- Problem details
Whenever the word "Import" shows up in a line of the data, copy that line.

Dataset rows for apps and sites

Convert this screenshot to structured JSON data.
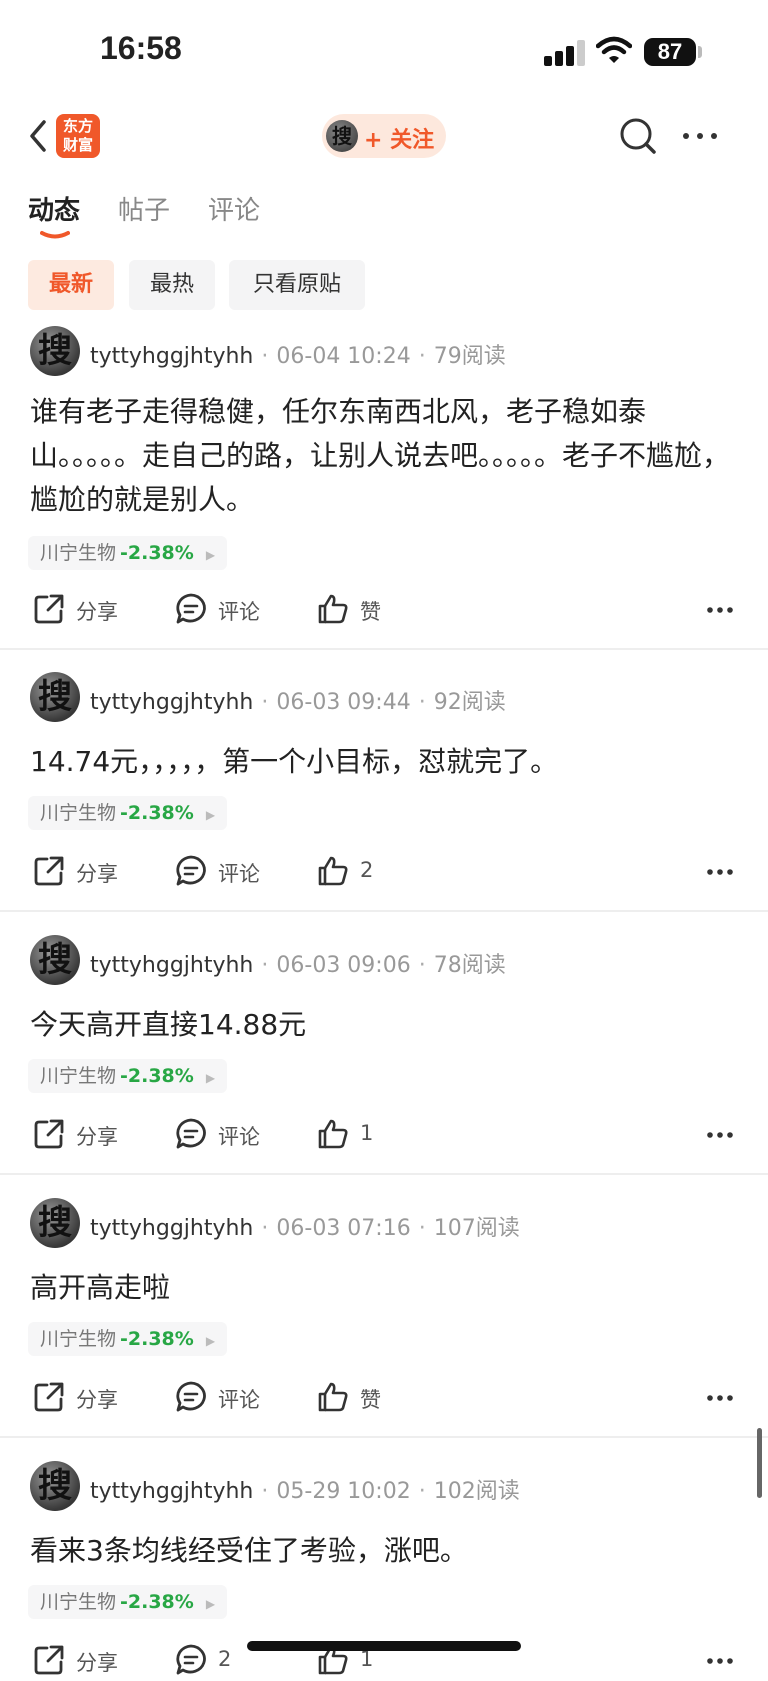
{
  "status_bar": {
    "time": "16:58",
    "battery": "87"
  },
  "header": {
    "logo_line1": "东方",
    "logo_line2": "财富",
    "avatar_char": "搜",
    "follow_label": "+ 关注"
  },
  "tabs": [
    {
      "label": "动态",
      "active": true
    },
    {
      "label": "帖子",
      "active": false
    },
    {
      "label": "评论",
      "active": false
    }
  ],
  "filters": [
    {
      "label": "最新",
      "active": true
    },
    {
      "label": "最热",
      "active": false
    },
    {
      "label": "只看原贴",
      "active": false
    }
  ],
  "labels": {
    "share": "分享",
    "comment": "评论"
  },
  "colors": {
    "accent": "#f0582a",
    "down_green": "#28a745"
  },
  "posts": [
    {
      "avatar_char": "搜",
      "username": "tyttyhggjhtyhh",
      "date": "06-04 10:24",
      "reads": "79阅读",
      "content": "谁有老子走得稳健，任尔东南西北风，老子稳如泰山。。。。。走自己的路，让别人说去吧。。。。。老子不尴尬，尴尬的就是别人。",
      "stock": "川宁生物",
      "change": "-2.38%",
      "likes": "赞"
    },
    {
      "avatar_char": "搜",
      "username": "tyttyhggjhtyhh",
      "date": "06-03 09:44",
      "reads": "92阅读",
      "content": "14.74元，，，，，第一个小目标，怼就完了。",
      "stock": "川宁生物",
      "change": "-2.38%",
      "likes": "2"
    },
    {
      "avatar_char": "搜",
      "username": "tyttyhggjhtyhh",
      "date": "06-03 09:06",
      "reads": "78阅读",
      "content": "今天高开直接14.88元",
      "stock": "川宁生物",
      "change": "-2.38%",
      "likes": "1"
    },
    {
      "avatar_char": "搜",
      "username": "tyttyhggjhtyhh",
      "date": "06-03 07:16",
      "reads": "107阅读",
      "content": "高开高走啦",
      "stock": "川宁生物",
      "change": "-2.38%",
      "likes": "赞"
    },
    {
      "avatar_char": "搜",
      "username": "tyttyhggjhtyhh",
      "date": "05-29 10:02",
      "reads": "102阅读",
      "content": "看来3条均线经受住了考验，涨吧。",
      "stock": "川宁生物",
      "change": "-2.38%",
      "comments": "2",
      "likes": "1"
    }
  ]
}
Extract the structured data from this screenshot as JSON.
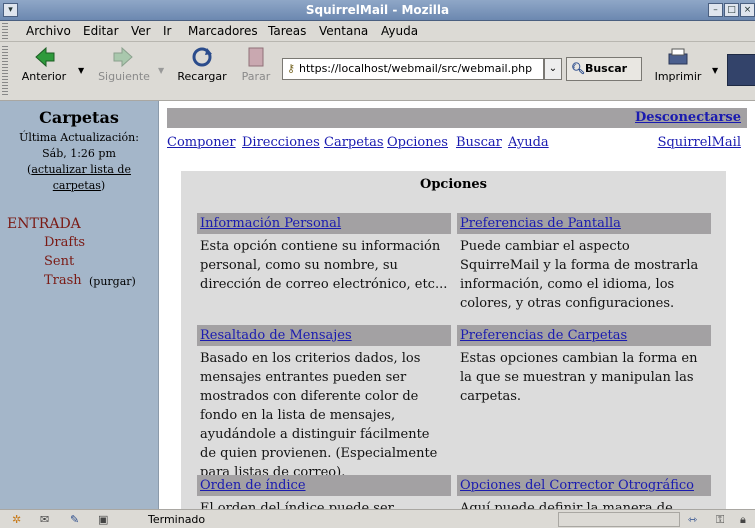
{
  "window": {
    "title": "SquirrelMail - Mozilla"
  },
  "menu": [
    "Archivo",
    "Editar",
    "Ver",
    "Ir",
    "Marcadores",
    "Tareas",
    "Ventana",
    "Ayuda"
  ],
  "nav": {
    "back": "Anterior",
    "forward": "Siguiente",
    "reload": "Recargar",
    "stop": "Parar",
    "url": "https://localhost/webmail/src/webmail.php",
    "search": "Buscar",
    "print": "Imprimir"
  },
  "sidebar": {
    "title": "Carpetas",
    "last_update_label": "Última Actualización:",
    "last_update_time": "Sáb, 1:26 pm",
    "refresh_link_1": "actualizar lista de",
    "refresh_link_2": "carpetas",
    "folders": [
      "ENTRADA",
      "Drafts",
      "Sent",
      "Trash"
    ],
    "purge": "purgar"
  },
  "main": {
    "logout": "Desconectarse",
    "links": [
      "Componer",
      "Direcciones",
      "Carpetas",
      "Opciones",
      "Buscar",
      "Ayuda"
    ],
    "brand_link": "SquirrelMail",
    "options_title": "Opciones",
    "options": [
      {
        "title": "Información Personal",
        "text": "Esta opción contiene su información personal, como su nombre, su dirección de correo electrónico, etc..."
      },
      {
        "title": "Preferencias de Pantalla",
        "text": "Puede cambiar el aspecto SquirreMail y la forma de mostrarla información, como el idioma, los colores, y otras configuraciones."
      },
      {
        "title": "Resaltado de Mensajes",
        "text": "Basado en los criterios dados, los mensajes entrantes pueden ser mostrados con diferente color de fondo en la lista de mensajes, ayudándole a distinguir fácilmente de quien provienen. (Especialmente para listas de correo)."
      },
      {
        "title": "Preferencias de Carpetas",
        "text": "Estas opciones cambian la forma en la que se muestran y manipulan las carpetas."
      },
      {
        "title": "Orden de índice",
        "text": "El orden del índice puede ser cambiado a"
      },
      {
        "title": "Opciones del Corrector Otrográfico",
        "text": "Aquí puede definir la manera de"
      }
    ]
  },
  "status": {
    "text": "Terminado"
  },
  "colors": {
    "sidebar": "#a4b6c9",
    "link": "#1a1bb0",
    "folder": "#7a1a14",
    "header_gray": "#a3a1a3"
  }
}
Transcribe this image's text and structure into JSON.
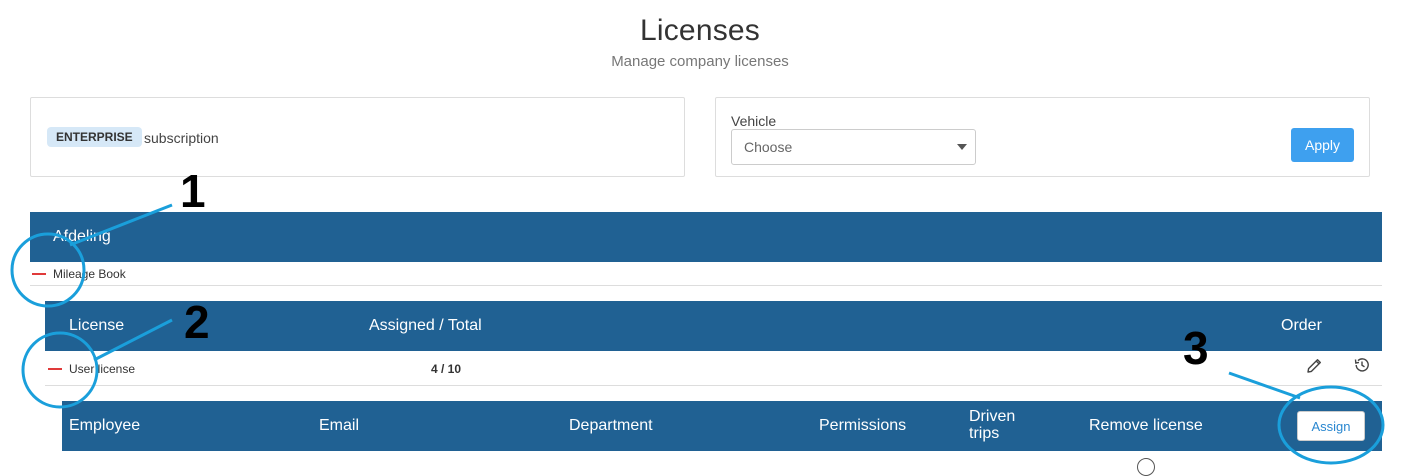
{
  "header": {
    "title": "Licenses",
    "subtitle": "Manage company licenses"
  },
  "subscription": {
    "badge": "ENTERPRISE",
    "text": "subscription"
  },
  "vehicle": {
    "label": "Vehicle",
    "selected": "Choose",
    "apply_label": "Apply"
  },
  "afdeling": {
    "header": "Afdeling",
    "rows": [
      "Mileage Book"
    ]
  },
  "license_table": {
    "headers": {
      "license": "License",
      "assigned_total": "Assigned / Total",
      "order": "Order"
    },
    "rows": [
      {
        "name": "User license",
        "assigned": "4 / 10"
      }
    ]
  },
  "employee_table": {
    "headers": {
      "employee": "Employee",
      "email": "Email",
      "department": "Department",
      "permissions": "Permissions",
      "driven_trips_line1": "Driven",
      "driven_trips_line2": "trips",
      "remove_license": "Remove license"
    },
    "assign_label": "Assign"
  },
  "annotations": [
    "1",
    "2",
    "3"
  ],
  "colors": {
    "header_band": "#206193",
    "apply_button": "#3ea0ef",
    "annotation": "#1a9fdb",
    "collapse_dash": "#e03a3a"
  }
}
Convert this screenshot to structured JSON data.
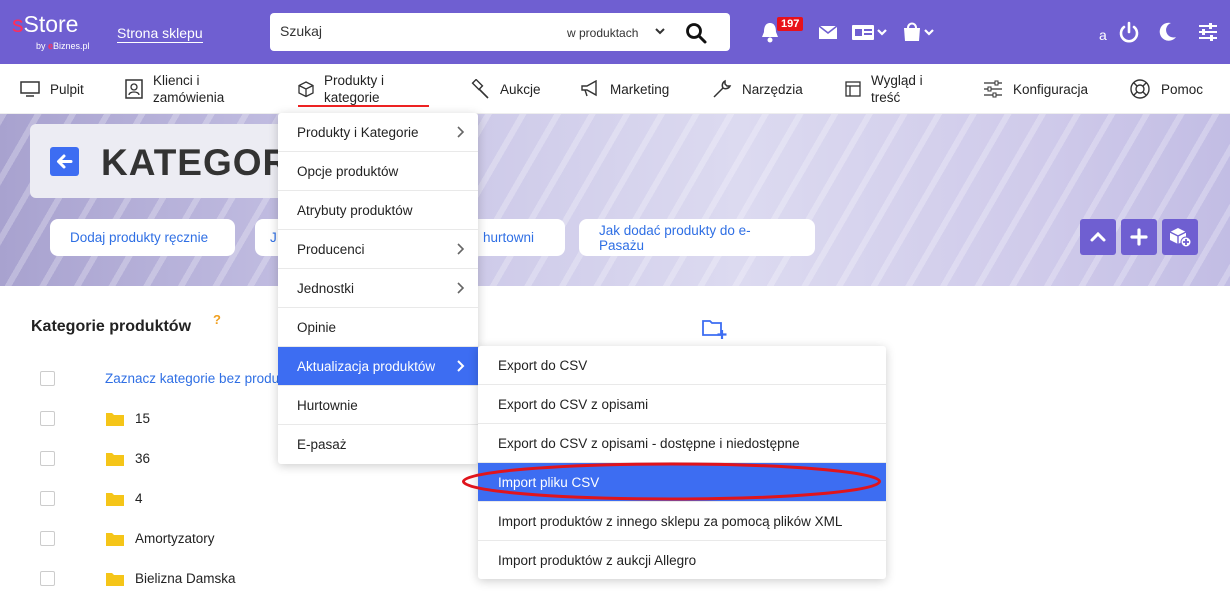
{
  "topbar": {
    "logo_s": "s",
    "logo_rest": "Store",
    "logo_by": "by ",
    "logo_brand": "e",
    "logo_brand_rest": "Biznes.pl",
    "shop_link": "Strona sklepu",
    "search_placeholder": "Szukaj",
    "search_scope": "w produktach",
    "notifications_count": "197",
    "user_initial": "a"
  },
  "nav": {
    "items": [
      {
        "label": "Pulpit"
      },
      {
        "label": "Klienci i",
        "label2": "zamówienia"
      },
      {
        "label": "Produkty i",
        "label2": "kategorie"
      },
      {
        "label": "Aukcje"
      },
      {
        "label": "Marketing"
      },
      {
        "label": "Narzędzia"
      },
      {
        "label": "Wygląd i",
        "label2": "treść"
      },
      {
        "label": "Konfiguracja"
      },
      {
        "label": "Pomoc"
      }
    ]
  },
  "hero": {
    "title": "KATEGOR",
    "pills": [
      "Dodaj produkty ręcznie",
      "J",
      "hurtowni",
      "Jak dodać produkty do e-Pasażu"
    ]
  },
  "content": {
    "section_title": "Kategorie produktów",
    "help_mark": "?",
    "select_link": "Zaznacz kategorie bez produ",
    "categories": [
      "15",
      "36",
      "4",
      "Amortyzatory",
      "Bielizna Damska"
    ]
  },
  "dropdown": {
    "items": [
      "Produkty i Kategorie",
      "Opcje produktów",
      "Atrybuty produktów",
      "Producenci",
      "Jednostki",
      "Opinie",
      "Aktualizacja produktów",
      "Hurtownie",
      "E-pasaż"
    ]
  },
  "submenu": {
    "items": [
      "Export do CSV",
      "Export do CSV z opisami",
      "Export do CSV z opisami - dostępne i niedostępne",
      "Import pliku CSV",
      "Import produktów z innego sklepu za pomocą plików XML",
      "Import produktów z aukcji Allegro"
    ]
  },
  "colors": {
    "topbar": "#6f5fd1",
    "accent": "#3d6df2",
    "link": "#2f6fe4",
    "badge": "#e8111b",
    "highlight_ring": "#e0141c",
    "folder": "#f5c518"
  }
}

- Answer box
      "Import pliku CSV",
      "Import produktów z innego sklepu za pomocą plików XML",
      "Import produktów z aukcji Allegro"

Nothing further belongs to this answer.